Stem Cell Research
In cartilaginous tissues, perichondrium cambium layer may be the source of new cartilage. Human nasal septal perichondrium is considered to be a homogeneous structure in which some authors do not recognize the perichondrium internal zone or the cambium layer as a layer distinct from adjacent cartilage surface. In the present study, we isolated a chondrogenic cell population from human nasal septal cartilage surface zone. Nasoseptal chondrogenic cells were positive for surface markers described for mesenchymal stem cells, with exception of CD146, a perivascular cell marker, which is consistent with their avascular niche in cartilage. Although only Sox-9 was constitutively expressed, they also revealed osteogenic and chondrogenic, but not adipogenic, potentials in vitro, suggesting a more restricted lineage potential compared to mesenchymal stem cells. Interestingly, even in absence of chondrogenic growth factors in the pellet culture system, nasoseptal chondrogenic cells had a capacity to synthesize sulfated glycosaminoglycans, large amounts of collagen type II and to a lesser extent collagen type I. The spontaneous chondrogenic potential of this population of cells indicates that they may be a possible source for cartilage tissue engineering. Besides, the pellet culture system using nasoseptal chondrogenic cells may also be a model for studies of chondrogenesis. © 2011 Elsevier B.V. Source
Santo Filho D.M.D.E.,Laboratorio Of Fluidos |
De Abreu F.L.B.,Normalizacao e Qualidade Industrial Inmetro |
De Abreu F.L.B.,Federal University of Fluminense |
Pereira R.G.,Federal University of Fluminense |
And 6 more authors.
ASTM Special Technical Publication

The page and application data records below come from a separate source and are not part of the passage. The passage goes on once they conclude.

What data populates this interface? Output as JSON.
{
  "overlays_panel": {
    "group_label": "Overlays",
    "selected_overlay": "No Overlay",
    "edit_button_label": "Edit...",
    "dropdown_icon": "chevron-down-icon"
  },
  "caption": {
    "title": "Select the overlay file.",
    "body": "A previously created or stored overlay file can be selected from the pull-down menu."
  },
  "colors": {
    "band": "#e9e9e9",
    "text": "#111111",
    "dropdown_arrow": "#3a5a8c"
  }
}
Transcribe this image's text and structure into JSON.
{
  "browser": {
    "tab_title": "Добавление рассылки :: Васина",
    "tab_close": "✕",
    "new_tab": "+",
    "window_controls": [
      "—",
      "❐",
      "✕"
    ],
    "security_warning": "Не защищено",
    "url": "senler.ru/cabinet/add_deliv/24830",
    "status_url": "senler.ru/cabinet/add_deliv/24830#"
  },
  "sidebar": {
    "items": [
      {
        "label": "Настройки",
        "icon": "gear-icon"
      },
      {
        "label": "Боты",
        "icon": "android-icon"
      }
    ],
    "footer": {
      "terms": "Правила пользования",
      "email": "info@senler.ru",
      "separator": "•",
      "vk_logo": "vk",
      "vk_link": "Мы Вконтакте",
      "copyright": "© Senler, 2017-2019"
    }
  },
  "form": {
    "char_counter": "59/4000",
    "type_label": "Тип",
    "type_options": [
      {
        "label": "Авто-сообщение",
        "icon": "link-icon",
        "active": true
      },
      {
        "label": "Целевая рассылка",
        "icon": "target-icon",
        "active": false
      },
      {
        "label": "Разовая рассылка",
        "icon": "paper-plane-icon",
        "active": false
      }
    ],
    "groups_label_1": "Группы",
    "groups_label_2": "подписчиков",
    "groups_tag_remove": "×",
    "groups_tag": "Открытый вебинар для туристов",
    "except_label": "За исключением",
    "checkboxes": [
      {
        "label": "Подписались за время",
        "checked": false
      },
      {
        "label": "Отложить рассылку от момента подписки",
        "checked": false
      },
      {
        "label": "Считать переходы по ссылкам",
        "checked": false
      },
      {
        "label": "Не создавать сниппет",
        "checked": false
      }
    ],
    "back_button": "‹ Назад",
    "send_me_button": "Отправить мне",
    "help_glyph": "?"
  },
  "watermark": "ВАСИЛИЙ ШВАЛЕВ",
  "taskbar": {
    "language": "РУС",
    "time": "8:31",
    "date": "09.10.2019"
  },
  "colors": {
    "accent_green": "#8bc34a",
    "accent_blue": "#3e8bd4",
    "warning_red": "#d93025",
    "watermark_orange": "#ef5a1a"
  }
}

Copyright © 2010 by ASTM International, 100 Barr Harbor Drive, PO Box C700, West Conshohocken, PA 19428-2959. The world is looking for changes in its energetic matrix through the use of biofuels to reduce the dependence on oil derivatives. Currently, the number of studies concerning mixtures of triglycerides from animals or plants with diesel fuel has risen due to efforts to reduce the consumption of diesel oil. This paper studies the behavior of the density of plant oils mixed with diesel fuel in relation to temperature, which is essential to guarantee engine efficiency. The density is related to the mass and to the volume being a critical property to the assessment of the subministered energy to the engine by the injection system, which behaves like a pump of positive displacement. Samples of the diesel fuel mixture were made with plant triglycerides in proportion and range of ∼5-20%. The densities of the samples were measured in a density meter with temperature varying between 18 and 25°C, as well as at 15°C, according to ASTM standard. Afterwards, the uncertainties of measurement were calculated, and the density change with respect to temperature is presented and shown in density variation curves. An analysis of the density variation curves shows that. Source